Start of Provided entries

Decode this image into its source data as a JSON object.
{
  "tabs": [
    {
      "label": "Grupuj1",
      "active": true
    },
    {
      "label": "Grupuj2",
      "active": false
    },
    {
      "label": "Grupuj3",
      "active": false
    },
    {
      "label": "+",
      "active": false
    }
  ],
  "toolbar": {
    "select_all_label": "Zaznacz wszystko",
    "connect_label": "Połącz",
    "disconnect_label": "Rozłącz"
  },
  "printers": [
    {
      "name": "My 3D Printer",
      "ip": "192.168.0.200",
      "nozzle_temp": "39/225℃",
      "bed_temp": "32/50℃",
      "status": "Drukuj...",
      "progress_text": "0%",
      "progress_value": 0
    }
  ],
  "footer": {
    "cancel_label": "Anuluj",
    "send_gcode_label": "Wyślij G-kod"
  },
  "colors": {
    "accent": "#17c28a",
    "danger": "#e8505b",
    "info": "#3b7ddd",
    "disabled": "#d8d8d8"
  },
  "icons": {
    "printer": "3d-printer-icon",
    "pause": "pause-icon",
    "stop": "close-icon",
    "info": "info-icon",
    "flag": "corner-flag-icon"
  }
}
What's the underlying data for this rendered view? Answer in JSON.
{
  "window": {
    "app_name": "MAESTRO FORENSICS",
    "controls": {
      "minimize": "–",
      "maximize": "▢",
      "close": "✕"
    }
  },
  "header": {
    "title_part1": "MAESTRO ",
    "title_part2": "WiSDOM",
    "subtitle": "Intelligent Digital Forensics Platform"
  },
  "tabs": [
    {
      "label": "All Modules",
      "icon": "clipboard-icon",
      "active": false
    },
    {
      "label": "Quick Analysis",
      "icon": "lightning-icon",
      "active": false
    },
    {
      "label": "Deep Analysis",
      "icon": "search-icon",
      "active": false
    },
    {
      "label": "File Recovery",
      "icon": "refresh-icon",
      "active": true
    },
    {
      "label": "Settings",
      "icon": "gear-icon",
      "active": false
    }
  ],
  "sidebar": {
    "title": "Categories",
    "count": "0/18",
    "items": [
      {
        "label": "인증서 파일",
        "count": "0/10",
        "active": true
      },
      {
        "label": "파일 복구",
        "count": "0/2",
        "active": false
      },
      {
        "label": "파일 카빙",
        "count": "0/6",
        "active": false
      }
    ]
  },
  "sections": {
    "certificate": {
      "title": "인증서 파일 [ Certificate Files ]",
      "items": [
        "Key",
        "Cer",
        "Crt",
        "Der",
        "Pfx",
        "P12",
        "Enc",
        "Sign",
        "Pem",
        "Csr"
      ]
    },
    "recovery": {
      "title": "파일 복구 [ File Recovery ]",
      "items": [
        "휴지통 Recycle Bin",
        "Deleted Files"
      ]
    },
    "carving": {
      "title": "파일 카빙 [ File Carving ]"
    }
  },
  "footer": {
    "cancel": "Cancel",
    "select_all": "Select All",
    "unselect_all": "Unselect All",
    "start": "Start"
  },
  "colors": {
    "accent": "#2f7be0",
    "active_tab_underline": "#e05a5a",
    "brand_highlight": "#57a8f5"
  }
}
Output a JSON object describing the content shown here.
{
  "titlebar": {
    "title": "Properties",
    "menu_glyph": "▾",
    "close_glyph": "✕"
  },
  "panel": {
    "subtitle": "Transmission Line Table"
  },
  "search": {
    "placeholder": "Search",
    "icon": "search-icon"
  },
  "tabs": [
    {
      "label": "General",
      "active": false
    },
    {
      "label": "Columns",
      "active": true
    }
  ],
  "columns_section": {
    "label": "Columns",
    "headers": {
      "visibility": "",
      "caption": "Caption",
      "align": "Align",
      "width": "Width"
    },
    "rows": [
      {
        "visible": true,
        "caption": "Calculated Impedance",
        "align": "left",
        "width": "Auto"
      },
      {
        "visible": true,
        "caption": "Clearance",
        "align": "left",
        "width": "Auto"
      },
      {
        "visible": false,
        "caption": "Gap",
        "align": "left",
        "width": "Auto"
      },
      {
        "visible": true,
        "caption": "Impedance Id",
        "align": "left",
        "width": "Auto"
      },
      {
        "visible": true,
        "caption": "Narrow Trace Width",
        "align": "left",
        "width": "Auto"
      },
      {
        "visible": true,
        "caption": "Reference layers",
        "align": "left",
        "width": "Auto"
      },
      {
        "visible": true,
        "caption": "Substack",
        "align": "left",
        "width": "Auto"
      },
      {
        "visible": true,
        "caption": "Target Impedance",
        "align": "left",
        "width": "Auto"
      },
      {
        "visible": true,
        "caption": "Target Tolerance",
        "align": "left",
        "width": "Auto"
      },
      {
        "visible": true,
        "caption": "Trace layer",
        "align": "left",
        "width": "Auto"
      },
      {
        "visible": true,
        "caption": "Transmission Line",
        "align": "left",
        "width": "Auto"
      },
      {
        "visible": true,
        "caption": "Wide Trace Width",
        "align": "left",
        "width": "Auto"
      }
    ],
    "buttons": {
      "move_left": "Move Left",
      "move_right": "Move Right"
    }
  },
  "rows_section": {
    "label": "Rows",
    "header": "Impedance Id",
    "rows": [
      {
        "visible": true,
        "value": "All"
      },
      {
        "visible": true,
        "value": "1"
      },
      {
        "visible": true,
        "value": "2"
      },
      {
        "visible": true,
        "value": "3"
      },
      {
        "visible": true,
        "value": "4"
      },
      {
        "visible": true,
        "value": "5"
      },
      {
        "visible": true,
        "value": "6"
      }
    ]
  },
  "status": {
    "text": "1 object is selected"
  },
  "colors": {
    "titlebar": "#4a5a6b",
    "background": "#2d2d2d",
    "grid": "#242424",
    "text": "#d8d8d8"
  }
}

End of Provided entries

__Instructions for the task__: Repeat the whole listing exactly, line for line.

__Response to this task__:
Decode this image into its source data as a JSON object.
{
  "tabs": [
    {
      "label": "Grupuj1",
      "active": true
    },
    {
      "label": "Grupuj2",
      "active": false
    },
    {
      "label": "Grupuj3",
      "active": false
    },
    {
      "label": "+",
      "active": false
    }
  ],
  "toolbar": {
    "select_all_label": "Zaznacz wszystko",
    "connect_label": "Połącz",
    "disconnect_label": "Rozłącz"
  },
  "printers": [
    {
      "name": "My 3D Printer",
      "ip": "192.168.0.200",
      "nozzle_temp": "39/225℃",
      "bed_temp": "32/50℃",
      "status": "Drukuj...",
      "progress_text": "0%",
      "progress_value": 0
    }
  ],
  "footer": {
    "cancel_label": "Anuluj",
    "send_gcode_label": "Wyślij G-kod"
  },
  "colors": {
    "accent": "#17c28a",
    "danger": "#e8505b",
    "info": "#3b7ddd",
    "disabled": "#d8d8d8"
  },
  "icons": {
    "printer": "3d-printer-icon",
    "pause": "pause-icon",
    "stop": "close-icon",
    "info": "info-icon",
    "flag": "corner-flag-icon"
  }
}
What's the underlying data for this rendered view? Answer in JSON.
{
  "window": {
    "app_name": "MAESTRO FORENSICS",
    "controls": {
      "minimize": "–",
      "maximize": "▢",
      "close": "✕"
    }
  },
  "header": {
    "title_part1": "MAESTRO ",
    "title_part2": "WiSDOM",
    "subtitle": "Intelligent Digital Forensics Platform"
  },
  "tabs": [
    {
      "label": "All Modules",
      "icon": "clipboard-icon",
      "active": false
    },
    {
      "label": "Quick Analysis",
      "icon": "lightning-icon",
      "active": false
    },
    {
      "label": "Deep Analysis",
      "icon": "search-icon",
      "active": false
    },
    {
      "label": "File Recovery",
      "icon": "refresh-icon",
      "active": true
    },
    {
      "label": "Settings",
      "icon": "gear-icon",
      "active": false
    }
  ],
  "sidebar": {
    "title": "Categories",
    "count": "0/18",
    "items": [
      {
        "label": "인증서 파일",
        "count": "0/10",
        "active": true
      },
      {
        "label": "파일 복구",
        "count": "0/2",
        "active": false
      },
      {
        "label": "파일 카빙",
        "count": "0/6",
        "active": false
      }
    ]
  },
  "sections": {
    "certificate": {
      "title": "인증서 파일 [ Certificate Files ]",
      "items": [
        "Key",
        "Cer",
        "Crt",
        "Der",
        "Pfx",
        "P12",
        "Enc",
        "Sign",
        "Pem",
        "Csr"
      ]
    },
    "recovery": {
      "title": "파일 복구 [ File Recovery ]",
      "items": [
        "휴지통 Recycle Bin",
        "Deleted Files"
      ]
    },
    "carving": {
      "title": "파일 카빙 [ File Carving ]"
    }
  },
  "footer": {
    "cancel": "Cancel",
    "select_all": "Select All",
    "unselect_all": "Unselect All",
    "start": "Start"
  },
  "colors": {
    "accent": "#2f7be0",
    "active_tab_underline": "#e05a5a",
    "brand_highlight": "#57a8f5"
  }
}
Output a JSON object describing the content shown here.
{
  "titlebar": {
    "title": "Properties",
    "menu_glyph": "▾",
    "close_glyph": "✕"
  },
  "panel": {
    "subtitle": "Transmission Line Table"
  },
  "search": {
    "placeholder": "Search",
    "icon": "search-icon"
  },
  "tabs": [
    {
      "label": "General",
      "active": false
    },
    {
      "label": "Columns",
      "active": true
    }
  ],
  "columns_section": {
    "label": "Columns",
    "headers": {
      "visibility": "",
      "caption": "Caption",
      "align": "Align",
      "width": "Width"
    },
    "rows": [
      {
        "visible": true,
        "caption": "Calculated Impedance",
        "align": "left",
        "width": "Auto"
      },
      {
        "visible": true,
        "caption": "Clearance",
        "align": "left",
        "width": "Auto"
      },
      {
        "visible": false,
        "caption": "Gap",
        "align": "left",
        "width": "Auto"
      },
      {
        "visible": true,
        "caption": "Impedance Id",
        "align": "left",
        "width": "Auto"
      },
      {
        "visible": true,
        "caption": "Narrow Trace Width",
        "align": "left",
        "width": "Auto"
      },
      {
        "visible": true,
        "caption": "Reference layers",
        "align": "left",
        "width": "Auto"
      },
      {
        "visible": true,
        "caption": "Substack",
        "align": "left",
        "width": "Auto"
      },
      {
        "visible": true,
        "caption": "Target Impedance",
        "align": "left",
        "width": "Auto"
      },
      {
        "visible": true,
        "caption": "Target Tolerance",
        "align": "left",
        "width": "Auto"
      },
      {
        "visible": true,
        "caption": "Trace layer",
        "align": "left",
        "width": "Auto"
      },
      {
        "visible": true,
        "caption": "Transmission Line",
        "align": "left",
        "width": "Auto"
      },
      {
        "visible": true,
        "caption": "Wide Trace Width",
        "align": "left",
        "width": "Auto"
      }
    ],
    "buttons": {
      "move_left": "Move Left",
      "move_right": "Move Right"
    }
  },
  "rows_section": {
    "label": "Rows",
    "header": "Impedance Id",
    "rows": [
      {
        "visible": true,
        "value": "All"
      },
      {
        "visible": true,
        "value": "1"
      },
      {
        "visible": true,
        "value": "2"
      },
      {
        "visible": true,
        "value": "3"
      },
      {
        "visible": true,
        "value": "4"
      },
      {
        "visible": true,
        "value": "5"
      },
      {
        "visible": true,
        "value": "6"
      }
    ]
  },
  "status": {
    "text": "1 object is selected"
  },
  "colors": {
    "titlebar": "#4a5a6b",
    "background": "#2d2d2d",
    "grid": "#242424",
    "text": "#d8d8d8"
  }
}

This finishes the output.